An experimental drug has shown the ability to cause weight loss in people suffering from obesity due to a rare genetic disorder, caused by a mutation for melanocyte-stimulating hormone (MSH) deficiency, by curbing hunger.
The disorder is caused by mutations in the gene that makes the protein proopiomelanocortin (POMC). Even though the study included only two patients with the disorder (POMC deficiency), they account for two-thirds of all known adult cases worldwide, according to Dr. Marc Reitman of the U.S. National Institute of Diabetes and Digestive and Kidney Diseases, HealthDay News reported.
Lack of MSH leads to the person being constantly hungry. “It’s like your body doesn’t know you’ve been fed, no matter how much you eat,” explained Reitman.

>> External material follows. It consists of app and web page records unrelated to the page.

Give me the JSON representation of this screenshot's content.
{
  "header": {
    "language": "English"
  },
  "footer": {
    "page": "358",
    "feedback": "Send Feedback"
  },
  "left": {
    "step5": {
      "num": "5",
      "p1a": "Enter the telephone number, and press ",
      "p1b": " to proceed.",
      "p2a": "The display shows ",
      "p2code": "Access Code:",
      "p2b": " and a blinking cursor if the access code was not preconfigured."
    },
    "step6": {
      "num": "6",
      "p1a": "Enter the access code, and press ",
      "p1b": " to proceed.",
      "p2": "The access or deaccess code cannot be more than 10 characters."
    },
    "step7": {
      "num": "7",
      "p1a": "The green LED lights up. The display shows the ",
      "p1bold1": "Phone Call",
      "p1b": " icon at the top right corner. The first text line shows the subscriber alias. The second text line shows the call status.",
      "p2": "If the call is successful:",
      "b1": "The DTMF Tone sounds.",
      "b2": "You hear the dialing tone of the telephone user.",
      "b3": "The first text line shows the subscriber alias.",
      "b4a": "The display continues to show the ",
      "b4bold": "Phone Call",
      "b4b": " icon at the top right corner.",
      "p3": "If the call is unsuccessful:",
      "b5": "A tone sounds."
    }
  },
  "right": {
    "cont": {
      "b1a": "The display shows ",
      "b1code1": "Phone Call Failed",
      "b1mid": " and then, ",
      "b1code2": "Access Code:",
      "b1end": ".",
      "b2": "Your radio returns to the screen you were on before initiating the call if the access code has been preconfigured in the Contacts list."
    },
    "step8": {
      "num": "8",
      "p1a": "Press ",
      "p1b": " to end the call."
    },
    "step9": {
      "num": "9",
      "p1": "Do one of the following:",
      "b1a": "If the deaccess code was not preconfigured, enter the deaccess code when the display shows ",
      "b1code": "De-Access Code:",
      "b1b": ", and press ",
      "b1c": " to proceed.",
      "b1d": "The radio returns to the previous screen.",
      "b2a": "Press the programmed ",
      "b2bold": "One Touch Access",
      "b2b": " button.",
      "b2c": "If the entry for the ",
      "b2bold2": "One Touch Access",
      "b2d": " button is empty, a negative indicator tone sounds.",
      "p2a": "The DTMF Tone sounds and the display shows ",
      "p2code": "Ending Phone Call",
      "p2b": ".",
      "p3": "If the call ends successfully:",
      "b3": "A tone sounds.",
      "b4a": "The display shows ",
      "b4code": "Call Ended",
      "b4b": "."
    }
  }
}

However, with the drug, the two patients showed a “dramatic alteration in their sensation of hunger, and their hyperphagia disappeared for the first time in their lives, leading to a normalization of their satiety,” said first author Dr. Peter Kuhnen, from the Charité–Universitätsmedizin, Berlin, Germany. There was no treatment alternative for such cases, he added.
The patients were both women in their 20s, weighing close to 350 pounds. Medical literature accounts for around 50 cases of POMC deficiency, according to the U.S. National Institutes of Health (NIH).
However, only three people are known to have survived the deficiency into adulthood.
According to a study published July 21 in the New England Journal of Medicine , researchers in France and Germany tested an experimental compound called setmelanotide on the two adults. The drug, developed by a Boston biotech firm called Rhythm Pharmaceuticals, activates a receptor on body cells that would normally be turned on by MSH, acting as a replacement for the hormone.
One of the two patients lost 112 pounds after 10 months of daily setmelanotide injections, while the other shed 45 pounds over just three months of treatment.
After stopping the first patient’s treatment after three months, the researchers found that she went back to being excessively hungry and started to regain the weight, according to Dr. Kuhnen.
Weight loss resumed once she went back on the drug, and “for this reason, we presume that the patients will need to take the drug indefinitely,” Kuhnen said.
However, the long term effects of the drug are yet to be studied. Kuhnen said the patients could develop resistance to the drug over time, requiring a dosage change at the very least.
High blood pressure is another concern but that has not been noted in the two patients, according to Reitman. MSH also stimulates a cell receptor in the skin and hair that has caused both women to experience a darkening of the skin and hair.
Rhythm Pharmaceuticals will also test setmelanotide in other genetic forms of obesity.
Another ongoing study is assessing patients with Prader Willi syndrome that reportedly affects an estimated one in 10,000 to 30,000 people worldwide. Reitman said the drug may also benefit people who are obese because they lack cell receptors for another appetite-curbing hormone called leptin, which accounts for up to 3 percent of people who become severely obese early in childhood, according to NIH.
“Relatively speaking, that's a common monogenic (single-gene) cause of obesity,” he said.
However, causes of common obesity are more complex and the study concentrates on the rarer varieties, like that associated with the POMC deficiency.